The best car I ever drove before this was probably a…well, let me think. Hmmmm. Maybe my friend Keith’s ’69 Camaro. But honestly, I don’t remember anything else. Much as I like Lexus’s and have ridden in them, I’ve never driven one. I like BMW’s too, but I’ve never driven one of those either. I don’t often ask to drive friend’s cars as I don’t think it proper and while my friend Joel goes around to car dealers and drives lots of different vehicles, I’ve never done that. I may start, though.
So, when we went to Danville last weekend and had the opportunity to rent a Mercedes Benz C 300, we jumped at the chance. The price was right, $50.00 a day and we only had it three days. We’d set aside that much to rent a car as our two vehicles, while reliable transports, aren’t prepared to make the 5 and a half hours up the Grapevine. We have a mini-van, but the last time we took it up there, its transmission failed on the way home. It felt jinxed to take it again. I’d have been worrying the whole time.
So, we got the Mercedes. It’s a smaller sedan, though on Saturday Sue and our friend Lisa rode in the back seat and they said it was snug, but comfortable. I don’t think I’d have done well back there. But I got to drive on Saturday (though admittedly, the I-5 route and going home on 101, Sue drove the whole way. Liked it, too).
To begin with, the comfort of the front seats is remarkable. I do not sleep in cars and I’ve resigned myself to this fact. I slept in the Mercedes, though. I was tired from a lack of sleep for a couple of nights previously and so needed some catch-up. Out I went and slept well. I attribute this to the seats themselves and the fact that the noise level is very low along with a smooth and even ride.
The cars I’ve driven have a tendency to feel too much is being asked of them if you step on the accelerator in an attempt to gain speed. The minivan sort of hacks its way to higher speed, whining loudly as if to say, “alright-give me a minute, I’ll get there…” It’s the Millenium Falcon of cars, except it’s not all that charming and there are times when it simply doesn’t come through. To be fair, it is 9 years old and has 120K miles on it.
The Scion? Well, it’s a fun little car with 103 horsepower. It’s rather like an elaborate golf cart with a bit more room, a stereo and an air conditioner. Don’t get me wrong, I love it. But, it’s utilitarian and decidedly ungraceful.
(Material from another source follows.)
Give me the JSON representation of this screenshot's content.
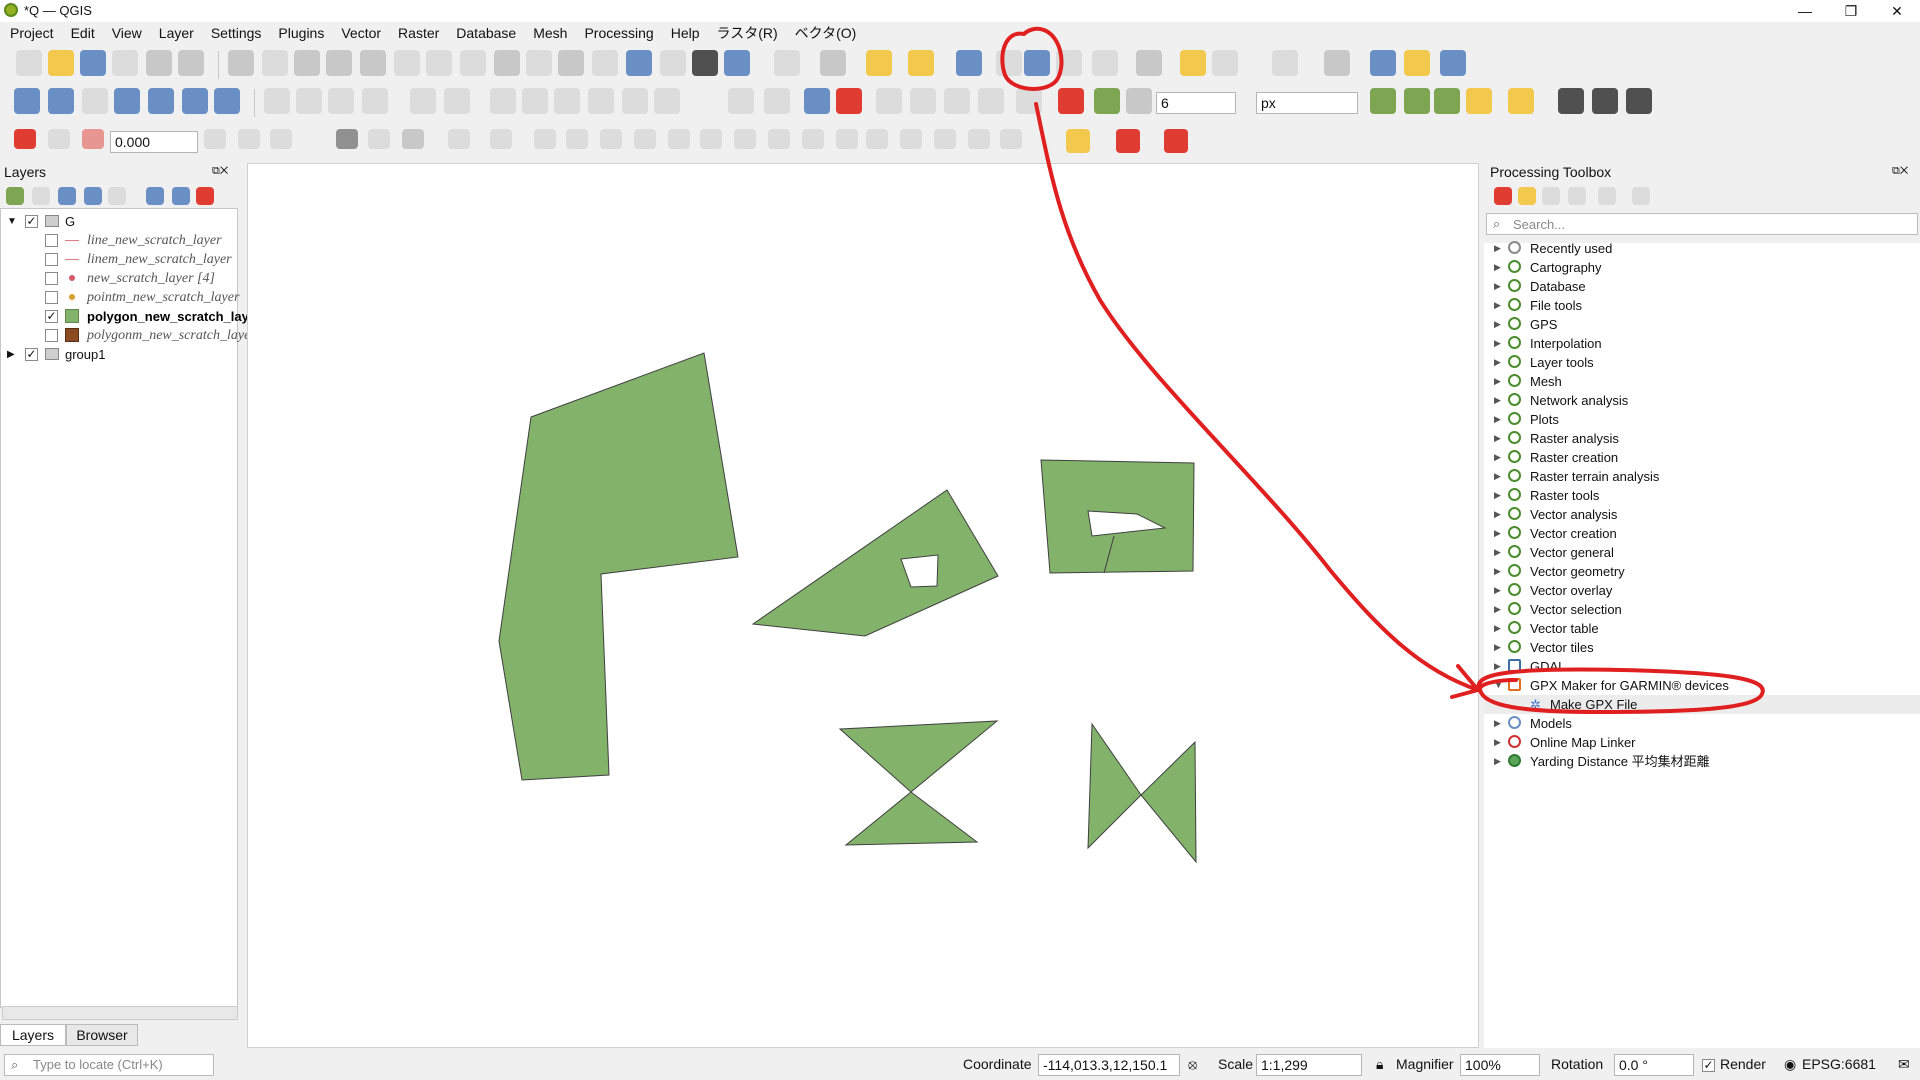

The Mercedes is a well-heeled greyhound straining on the slips ready to charge and cry “God for Harry, England and St. George!” Though, it probably says it in German and rather than England, Harry and St. George, it cries for Beer, Brats and some ancient German emperor. I don’t know. The point is that when you step on the accelerator and provide that little computerized communique to the engine telling it, “faster please,” it responds hail and hearty, gets up, moves and moves again. Then, it asks you what else it can do for you. All the while, the engine sounds like a purring lion, tiger–or, perhaps liger. I’m not picky-choose your apex predatory feline.
The cockpit is just that. All the controls are at your fingertips with steering-wheel additions so you don’t have to move your hand if you don’t want. The sunroof was a bit counter-intuitive in operation, but it’s a flaw that I can overlook and probably one that most Germans don’t think is counter-intuitive at all.
Steering…well, it’s the reason to drive it. I get where the term “sexy” comes in when describing a responsive car. The wheel put the driver fully in command and if you treated it like a lady (or a gentleman if you are a lady driver), it did what you wanted exactly when you wanted it to and all the while made you feel as though it wanted to do what you wanted it to. It was exciting to drive.
In Livermore’s wine country and in San Francisco, over the Bay Bridge, the Mercedes was a joy. These are the only places I was allowed to drive it, you see. The long roads up the 5 and down the 101, Sue was in command. I didn’t mind, though. I’d had a good time on the byways and backroads. In and out of traffic, weaving like a crochet needle and never a guess as to whether or not I should go. I found myself able to make calculations and decisions I could not make in the cars I drive, knowing that I simply had to will myself into a spot and the Mercedes was there. I believe that today’s kids would refer to it as, “very cool.”
The car is tight, efficient and this one was fire engine red. It was a 2010 with nary 11K miles on it and its interior was leather of gray and black. It had what Dennis Miller refers to in his BMW commercials on his radio show as a “Teutonic thunk” when the door is closed.
It was a beautiful machine. I miss it, now.
I don’t think I can afford one, though you can buy them used for about 26K. There is no such thing as a “base” Mercedes, at least not a “base” that I understand, so who knows? Maybe someday.
Meanwhile, I’ll look to rent another and perhaps…soon.